Demolition permit issued for Holman Homestead in Summerside

Colin MacLean
Published on December 17, 2015

SUMMERSIDE  - The fate of the historic Holman Homestead in downtown Summerside is in question.

A demolition permit has been approved by the city for the property, which is located at 286 Fitzroy Street.

The house and its Victorian garden once belonged to Summerside businessman R.T. Holman and was originally built as a Catholic parsonage in 1854.

The owners, Kay and Russell Rogers say they have no plans to make good on that permit until at least sometime in the spring.  

They would rather not have to tear it down, said Kay, so they’re hoping they can find a buyer over the winter.

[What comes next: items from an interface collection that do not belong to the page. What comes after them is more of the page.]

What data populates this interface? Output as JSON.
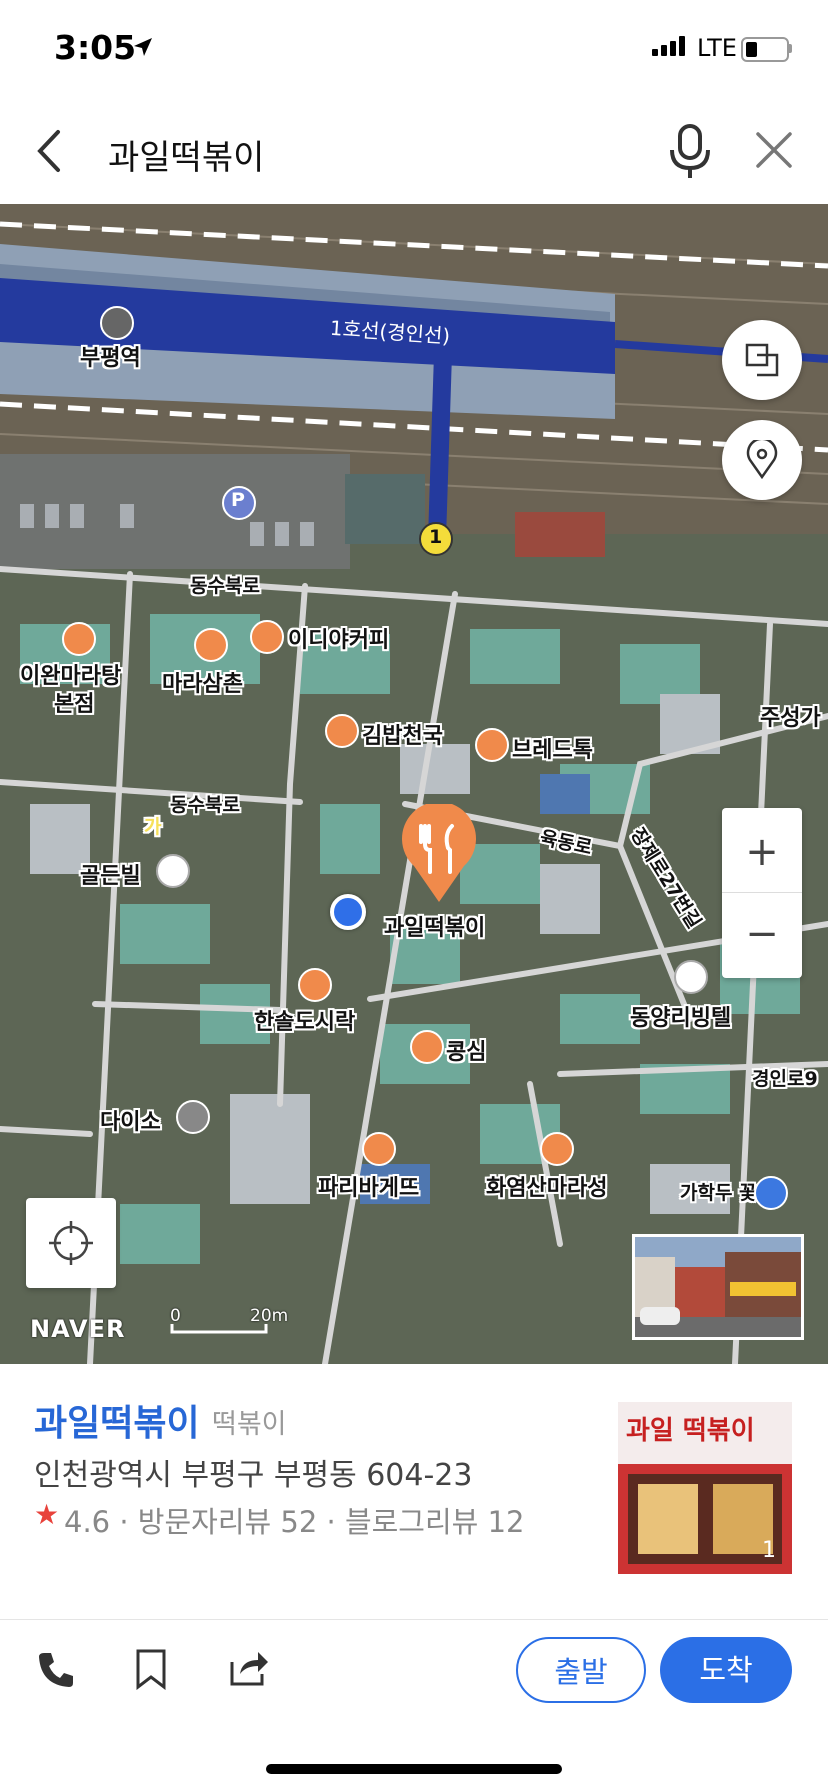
{
  "status": {
    "time": "3:05",
    "network": "LTE"
  },
  "search": {
    "query": "과일떡볶이"
  },
  "map": {
    "transit_line": "1호선(경인선)",
    "station": "부평역",
    "exit_number": "1",
    "parking": "P",
    "labels": {
      "dongsu_bukro_1": "동수북로",
      "dongsu_bukro_2": "동수북로",
      "ediya": "이디야커피",
      "iwan_1": "이완마라탕",
      "iwan_2": "본점",
      "marasamchon": "마라삼촌",
      "kimbap": "김밥천국",
      "bread": "브레드톡",
      "ga": "가",
      "yukdong": "육동로",
      "jangjegil": "장제로27번길",
      "golden": "골든빌",
      "target": "과일떡볶이",
      "hansol": "한솔도시락",
      "dongyang": "동양리빙텔",
      "kongsim": "콩심",
      "gyeongin_right": "경인로9",
      "daiso": "다이소",
      "paris": "파리바게뜨",
      "hwayeom": "화염산마라성",
      "right_edge_top": "주성가",
      "right_edge_bottom": "가학두 꽃하"
    },
    "brand": "NAVER",
    "scale_zero": "0",
    "scale_label": "20m",
    "zoom_in": "+",
    "zoom_out": "−"
  },
  "place": {
    "name": "과일떡볶이",
    "category": "떡볶이",
    "address": "인천광역시 부평구 부평동 604-23",
    "rating": "4.6 · 방문자리뷰 52 · 블로그리뷰 12",
    "photo_count": "1",
    "sign_text": "과일 떡볶이"
  },
  "actions": {
    "depart": "출발",
    "arrive": "도착"
  },
  "colors": {
    "accent": "#2b6fe6",
    "place_name": "#2767d6",
    "poi_orange": "#f08a4b",
    "subway_line": "#243a9e"
  }
}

“It’s a fine old lady, really she truly is a beautiful old house,” said Kay.

“Of course we’d like to have somebody purchase it – it’s certainly worth hanging onto for its historical value… it’s got a lot of history.”

The Rogers purchased the property from the P.E.I. Fox Breeders Association in 2000 to open a gift and antique shop, a life-long dream of Kay’s.



They spent 10 months renovating the home and restoring many of its original features.

They opened the Homestead Antiques and Gifts in 2001.

In 2013 the shop was taken over by a daughter who renovated a building at 15 Water Street and moved the business there.

The Holman Homestead has been on the market now for about two years.

While the Rogers say they’ve had several people express interest in the property there have been no offers.

They also approached the City of Summerside to see if it would be interested in buying the property, but the two sides couldn’t reach a deal.

“So what do you do? The expenses go on and we’re now seniors … so it’s time to divest ourselves and of course that’s what we’re trying to do,” said Kay.

If no buyer is found, they would clear the lot and develop it to facilitate its sale.  

But that idea of the community losing the home is not sitting well with the Summerside and Area Historical Society.

Peter Holman, president of the society and a descendent of the home’s namesake, said Wednesday that he was shocked when he heard it could be torn down.

“This is probably one of the most significant historical properties within the city,” said Holman.

His group filed an application with the Island Regulatory and Appeals Commission on Wednesday requesting that the demolition permit be rescinded.

They did that because they believe the public should be consulted before a building of such historic significance to the community is destroyed.

They’re also questioning whether the city had any right to issue the permit.

A city representative confirmed that the home is not a designated heritage building under the city’s bylaws.

“All we’re asking for is time to find out if in fact there are investors out there that are prepared to pay fair market value for the property and preserve it. I believe there is. And as long as the owners are prepared to deal fairly and realistically then that property will sell and can be salvaged,” said Holman.

He added that the historical society plans to schedule some public meetings in the near future to discuss how the community should proceed, though no dates have been set yet.

In the meantime, Kay, a realtor by profession, is handling the sale of the Holman Homestead herself, so anyone interested in knowing more about the listing can call her business cell at: 902-888-7510.

The property is currently listed for $297,700.

It’s a fine old lady, really she truly is a beautiful old house. Kay Rogers

Quick Facts about the Holman Homestead:

- Built in 1854 to house the Catholic priest from the church that once stood in what is today the home’s garden.

- Its Victorian garden is one of the oldest in North America and was once famed for its beauty.

- It used to house the P.E.I. Fox Breeder’s Museum.

- It barely survived the great fire of 1906.